**Try it**
When the string "Deaths" appears in a line of the records, show the whole line.

**Provided records**
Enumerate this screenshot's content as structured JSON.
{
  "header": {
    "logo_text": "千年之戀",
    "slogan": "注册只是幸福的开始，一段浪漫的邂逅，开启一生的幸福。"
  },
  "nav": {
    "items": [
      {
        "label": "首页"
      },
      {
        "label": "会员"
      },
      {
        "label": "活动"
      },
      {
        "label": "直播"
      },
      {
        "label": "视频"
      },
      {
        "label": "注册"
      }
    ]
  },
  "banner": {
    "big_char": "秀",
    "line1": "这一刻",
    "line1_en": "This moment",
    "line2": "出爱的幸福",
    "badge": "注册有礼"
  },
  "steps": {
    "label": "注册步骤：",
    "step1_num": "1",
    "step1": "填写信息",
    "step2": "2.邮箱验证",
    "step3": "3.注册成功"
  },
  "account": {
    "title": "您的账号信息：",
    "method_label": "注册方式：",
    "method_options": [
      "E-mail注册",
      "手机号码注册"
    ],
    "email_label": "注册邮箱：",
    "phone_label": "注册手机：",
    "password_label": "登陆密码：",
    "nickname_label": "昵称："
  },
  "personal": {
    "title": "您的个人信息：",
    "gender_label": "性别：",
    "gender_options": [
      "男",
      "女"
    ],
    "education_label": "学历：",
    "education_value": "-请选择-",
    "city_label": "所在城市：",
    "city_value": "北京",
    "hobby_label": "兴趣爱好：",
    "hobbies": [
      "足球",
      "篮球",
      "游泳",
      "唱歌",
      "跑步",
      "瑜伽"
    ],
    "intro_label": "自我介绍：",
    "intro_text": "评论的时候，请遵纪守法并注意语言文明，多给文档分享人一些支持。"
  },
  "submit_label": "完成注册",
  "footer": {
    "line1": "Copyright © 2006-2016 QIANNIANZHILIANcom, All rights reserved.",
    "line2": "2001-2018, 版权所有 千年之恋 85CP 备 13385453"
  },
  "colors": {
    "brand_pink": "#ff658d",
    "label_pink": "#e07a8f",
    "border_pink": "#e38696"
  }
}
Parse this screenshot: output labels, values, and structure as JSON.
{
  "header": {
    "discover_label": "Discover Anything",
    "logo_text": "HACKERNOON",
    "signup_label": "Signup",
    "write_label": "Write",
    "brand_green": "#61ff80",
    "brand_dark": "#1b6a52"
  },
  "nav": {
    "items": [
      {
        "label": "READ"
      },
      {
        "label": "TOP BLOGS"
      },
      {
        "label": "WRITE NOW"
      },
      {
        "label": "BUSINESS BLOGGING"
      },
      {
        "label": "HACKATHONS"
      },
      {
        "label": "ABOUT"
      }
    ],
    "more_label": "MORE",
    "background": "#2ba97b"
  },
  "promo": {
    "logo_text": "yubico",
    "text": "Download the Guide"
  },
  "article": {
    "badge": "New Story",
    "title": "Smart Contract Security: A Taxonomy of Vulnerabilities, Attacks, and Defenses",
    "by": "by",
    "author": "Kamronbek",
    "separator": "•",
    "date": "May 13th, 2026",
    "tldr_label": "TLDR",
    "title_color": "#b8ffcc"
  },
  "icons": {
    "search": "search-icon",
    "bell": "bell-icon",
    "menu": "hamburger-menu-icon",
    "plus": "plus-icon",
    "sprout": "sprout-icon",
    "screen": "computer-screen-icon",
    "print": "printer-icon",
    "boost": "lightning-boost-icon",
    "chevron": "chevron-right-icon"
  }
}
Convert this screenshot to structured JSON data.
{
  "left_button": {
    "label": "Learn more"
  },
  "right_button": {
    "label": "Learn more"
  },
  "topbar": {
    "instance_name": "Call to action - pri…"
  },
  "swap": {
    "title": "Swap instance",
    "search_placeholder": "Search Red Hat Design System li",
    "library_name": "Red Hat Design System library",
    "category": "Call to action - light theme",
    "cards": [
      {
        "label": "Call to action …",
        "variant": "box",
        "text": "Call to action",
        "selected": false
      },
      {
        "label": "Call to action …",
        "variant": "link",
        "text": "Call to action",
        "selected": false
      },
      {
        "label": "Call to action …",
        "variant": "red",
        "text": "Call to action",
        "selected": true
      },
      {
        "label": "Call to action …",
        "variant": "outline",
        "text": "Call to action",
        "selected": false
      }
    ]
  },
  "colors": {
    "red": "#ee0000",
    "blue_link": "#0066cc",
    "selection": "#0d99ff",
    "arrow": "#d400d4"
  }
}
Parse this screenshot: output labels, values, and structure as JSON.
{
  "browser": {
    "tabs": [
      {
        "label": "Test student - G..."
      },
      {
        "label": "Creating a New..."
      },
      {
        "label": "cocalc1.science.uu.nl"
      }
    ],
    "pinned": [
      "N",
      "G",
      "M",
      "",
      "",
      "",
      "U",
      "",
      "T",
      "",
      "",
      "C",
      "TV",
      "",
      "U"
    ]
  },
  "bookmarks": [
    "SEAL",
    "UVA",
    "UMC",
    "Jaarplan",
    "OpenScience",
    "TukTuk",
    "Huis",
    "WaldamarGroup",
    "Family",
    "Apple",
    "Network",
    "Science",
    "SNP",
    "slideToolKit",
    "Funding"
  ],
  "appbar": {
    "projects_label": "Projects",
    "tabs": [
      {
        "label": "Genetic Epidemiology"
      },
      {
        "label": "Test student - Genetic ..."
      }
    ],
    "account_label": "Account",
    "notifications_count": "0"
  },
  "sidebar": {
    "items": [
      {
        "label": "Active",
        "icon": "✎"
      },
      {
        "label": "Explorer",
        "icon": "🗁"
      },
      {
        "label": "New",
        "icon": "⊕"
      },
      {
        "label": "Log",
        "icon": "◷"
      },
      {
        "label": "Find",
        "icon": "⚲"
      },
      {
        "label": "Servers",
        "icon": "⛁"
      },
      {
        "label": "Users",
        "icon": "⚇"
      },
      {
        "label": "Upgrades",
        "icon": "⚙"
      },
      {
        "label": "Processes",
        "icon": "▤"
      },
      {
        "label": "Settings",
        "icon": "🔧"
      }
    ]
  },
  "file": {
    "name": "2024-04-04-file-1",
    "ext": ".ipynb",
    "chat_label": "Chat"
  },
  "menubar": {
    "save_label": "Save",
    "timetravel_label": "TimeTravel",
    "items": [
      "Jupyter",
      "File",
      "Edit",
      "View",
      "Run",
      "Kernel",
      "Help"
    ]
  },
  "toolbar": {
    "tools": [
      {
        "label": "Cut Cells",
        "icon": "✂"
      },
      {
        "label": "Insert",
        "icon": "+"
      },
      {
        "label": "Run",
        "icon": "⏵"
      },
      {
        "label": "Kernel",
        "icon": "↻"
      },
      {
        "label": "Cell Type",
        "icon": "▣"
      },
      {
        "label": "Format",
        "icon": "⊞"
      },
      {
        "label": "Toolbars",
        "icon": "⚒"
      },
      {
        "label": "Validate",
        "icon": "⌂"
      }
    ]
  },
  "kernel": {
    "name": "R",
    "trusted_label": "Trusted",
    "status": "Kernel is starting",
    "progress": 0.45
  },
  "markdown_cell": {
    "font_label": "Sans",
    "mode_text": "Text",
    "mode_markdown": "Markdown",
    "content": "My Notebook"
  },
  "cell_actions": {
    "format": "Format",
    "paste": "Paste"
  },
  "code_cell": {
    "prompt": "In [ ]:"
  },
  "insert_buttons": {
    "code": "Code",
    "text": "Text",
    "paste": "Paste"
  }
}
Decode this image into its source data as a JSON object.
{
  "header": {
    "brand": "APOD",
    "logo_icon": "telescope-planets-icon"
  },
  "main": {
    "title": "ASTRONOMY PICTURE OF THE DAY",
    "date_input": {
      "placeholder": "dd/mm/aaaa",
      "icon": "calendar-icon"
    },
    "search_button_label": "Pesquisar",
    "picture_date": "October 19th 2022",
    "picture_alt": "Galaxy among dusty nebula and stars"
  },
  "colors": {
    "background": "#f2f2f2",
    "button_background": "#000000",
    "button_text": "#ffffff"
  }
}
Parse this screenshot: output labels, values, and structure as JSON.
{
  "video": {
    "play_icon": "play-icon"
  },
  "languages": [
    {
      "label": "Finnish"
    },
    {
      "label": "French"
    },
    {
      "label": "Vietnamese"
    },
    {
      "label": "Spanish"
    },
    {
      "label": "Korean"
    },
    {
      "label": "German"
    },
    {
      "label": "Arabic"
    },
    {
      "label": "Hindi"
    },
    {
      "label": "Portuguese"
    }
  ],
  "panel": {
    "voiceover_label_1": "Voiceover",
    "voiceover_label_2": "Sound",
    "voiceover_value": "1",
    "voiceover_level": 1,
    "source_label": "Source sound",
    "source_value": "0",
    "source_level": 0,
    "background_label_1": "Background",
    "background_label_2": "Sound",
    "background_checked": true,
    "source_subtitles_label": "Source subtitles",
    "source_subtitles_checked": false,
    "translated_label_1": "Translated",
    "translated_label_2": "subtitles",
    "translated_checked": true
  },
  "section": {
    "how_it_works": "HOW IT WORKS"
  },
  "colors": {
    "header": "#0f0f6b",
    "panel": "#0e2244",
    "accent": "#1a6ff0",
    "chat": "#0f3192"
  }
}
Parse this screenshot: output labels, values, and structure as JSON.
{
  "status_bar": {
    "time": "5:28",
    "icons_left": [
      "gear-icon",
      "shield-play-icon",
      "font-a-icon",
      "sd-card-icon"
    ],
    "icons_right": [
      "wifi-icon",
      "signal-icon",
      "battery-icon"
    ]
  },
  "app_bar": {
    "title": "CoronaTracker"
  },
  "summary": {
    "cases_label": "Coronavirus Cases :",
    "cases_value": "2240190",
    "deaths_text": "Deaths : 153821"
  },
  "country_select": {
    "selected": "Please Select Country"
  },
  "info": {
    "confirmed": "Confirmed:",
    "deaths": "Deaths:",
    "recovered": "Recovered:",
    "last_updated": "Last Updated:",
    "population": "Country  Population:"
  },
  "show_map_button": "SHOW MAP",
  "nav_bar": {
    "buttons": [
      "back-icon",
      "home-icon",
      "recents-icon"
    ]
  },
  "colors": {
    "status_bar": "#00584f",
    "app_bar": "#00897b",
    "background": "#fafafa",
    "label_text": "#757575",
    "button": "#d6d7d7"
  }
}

**Response below**
    "deaths_text": "Deaths : 153821"
    "deaths": "Deaths:",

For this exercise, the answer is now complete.